What a fun tune! From some internet prying, it looks like this tune was played in the My Morning Jacket live set, but James just formally recorded it as a solo project.
Perhaps I’m just reminiscing on the easier times, but the inspiration of today’s music selections has been the nineties and the early oughts. I can’t help but do the simple math to think about how long ago 1997, 1999 and 2002 were. In 1999, I was just eleven and learning about fractions and integers while Matt Pryor of the Get Up Kids were twenty-one and drinking legally for the first time. In 1999 they made one of my favourite albums ever created, Something to Write Home About.
I think the most formative years for my music taste were between 2002-2004. I listened to a whole lot of crap music, but some have stuck with me. Something to Write Home About is still incredible seventeen years later:
This is one slick song and it hasn’t lost its cool in nine years of listening:
It has been so long since I’ve visited this spot. I guess I can thank Jenny Lewis for this one, who I get to see this Saturday to celebrate ten years of Rabbit Fur Coat.
I love this performance of “Happy,” where Lewis delivers an uncertain act to a very deliberate performance (just watch her expressions throughout):
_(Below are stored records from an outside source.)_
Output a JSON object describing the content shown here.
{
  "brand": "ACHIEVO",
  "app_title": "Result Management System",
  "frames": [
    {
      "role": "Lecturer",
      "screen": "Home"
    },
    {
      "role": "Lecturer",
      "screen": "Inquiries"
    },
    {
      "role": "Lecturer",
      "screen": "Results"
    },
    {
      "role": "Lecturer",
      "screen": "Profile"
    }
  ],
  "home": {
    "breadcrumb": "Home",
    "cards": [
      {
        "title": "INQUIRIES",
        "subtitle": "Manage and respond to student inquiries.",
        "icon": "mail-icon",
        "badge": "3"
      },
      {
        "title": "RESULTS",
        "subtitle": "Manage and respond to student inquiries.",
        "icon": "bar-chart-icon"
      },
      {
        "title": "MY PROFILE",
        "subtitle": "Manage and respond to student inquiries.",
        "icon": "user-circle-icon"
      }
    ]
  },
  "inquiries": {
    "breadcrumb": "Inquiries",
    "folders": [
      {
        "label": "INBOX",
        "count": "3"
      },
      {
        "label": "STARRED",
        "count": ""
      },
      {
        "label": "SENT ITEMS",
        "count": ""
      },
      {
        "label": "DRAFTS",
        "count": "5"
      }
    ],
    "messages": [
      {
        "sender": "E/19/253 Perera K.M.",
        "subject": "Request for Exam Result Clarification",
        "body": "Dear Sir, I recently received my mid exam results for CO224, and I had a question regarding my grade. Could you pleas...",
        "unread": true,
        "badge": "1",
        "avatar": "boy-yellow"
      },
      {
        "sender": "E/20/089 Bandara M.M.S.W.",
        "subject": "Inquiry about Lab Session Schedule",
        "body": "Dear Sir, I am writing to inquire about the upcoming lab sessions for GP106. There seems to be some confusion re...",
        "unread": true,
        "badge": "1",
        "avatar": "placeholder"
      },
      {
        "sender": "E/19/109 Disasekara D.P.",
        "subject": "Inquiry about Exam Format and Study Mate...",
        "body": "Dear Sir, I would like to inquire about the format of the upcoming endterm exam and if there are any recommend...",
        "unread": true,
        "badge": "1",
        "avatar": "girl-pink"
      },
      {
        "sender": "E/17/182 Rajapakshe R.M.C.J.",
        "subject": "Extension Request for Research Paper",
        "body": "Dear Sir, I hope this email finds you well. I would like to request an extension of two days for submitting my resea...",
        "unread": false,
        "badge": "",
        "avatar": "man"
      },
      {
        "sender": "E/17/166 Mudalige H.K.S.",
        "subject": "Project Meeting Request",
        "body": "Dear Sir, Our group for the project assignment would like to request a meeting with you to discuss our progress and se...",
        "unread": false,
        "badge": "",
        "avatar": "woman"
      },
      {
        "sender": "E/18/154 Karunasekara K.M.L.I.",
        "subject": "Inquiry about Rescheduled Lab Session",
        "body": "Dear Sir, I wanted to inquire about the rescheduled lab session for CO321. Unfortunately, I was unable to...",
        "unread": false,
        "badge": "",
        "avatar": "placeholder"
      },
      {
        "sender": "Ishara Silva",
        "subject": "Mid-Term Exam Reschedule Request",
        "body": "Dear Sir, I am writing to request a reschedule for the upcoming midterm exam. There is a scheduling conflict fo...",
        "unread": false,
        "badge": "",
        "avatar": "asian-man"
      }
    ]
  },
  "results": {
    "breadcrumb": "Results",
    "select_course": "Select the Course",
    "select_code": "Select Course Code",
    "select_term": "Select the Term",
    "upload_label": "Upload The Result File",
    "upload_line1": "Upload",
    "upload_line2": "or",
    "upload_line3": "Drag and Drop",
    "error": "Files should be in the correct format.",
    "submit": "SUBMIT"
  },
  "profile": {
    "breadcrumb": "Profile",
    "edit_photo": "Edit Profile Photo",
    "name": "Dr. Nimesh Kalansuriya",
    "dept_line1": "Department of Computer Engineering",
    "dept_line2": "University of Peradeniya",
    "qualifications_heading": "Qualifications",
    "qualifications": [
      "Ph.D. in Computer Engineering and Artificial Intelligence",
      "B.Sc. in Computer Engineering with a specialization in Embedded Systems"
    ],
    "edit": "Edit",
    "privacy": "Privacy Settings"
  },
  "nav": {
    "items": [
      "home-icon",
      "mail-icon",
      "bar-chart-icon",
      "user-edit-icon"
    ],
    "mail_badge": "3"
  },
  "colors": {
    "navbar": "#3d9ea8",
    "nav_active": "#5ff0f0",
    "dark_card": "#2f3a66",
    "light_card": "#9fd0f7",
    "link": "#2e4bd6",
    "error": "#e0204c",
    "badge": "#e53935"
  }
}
Fast forward ten years to about a month ago and soak up this delightful sing-a-long. One of the few I wouldn’t be afraid to belt out in a live show.
I was fifteen when Saves the Day In Reverie came out and I fell in love. I’m nearly thirty and I still love the album. It was cute to hear this recent interview with my hero from my teen years. The interviewer apologized to Chris for trashing his album from over ten years ago –
Going Off Track Person – “Hey, it took me like ten years, but I finally came around on In Reverie”
Chris Conley – “No worries, man. I made a whole album that sounded like “Freakish””
I do a lot of data entry at my day job. It gives me the opportunity to listen to an infinite supply of podcasts. I found Strangers a little while back and I’ve been hooked for the last few weeks. The most recent episode is from Tamara Lindeman, who has a Toronto-based music outfit, The Weather Station. She credits her musical career to the fella she loved and lost. You can listen to her beautiful story here.
Strangers feels like a good Sarah Polley film.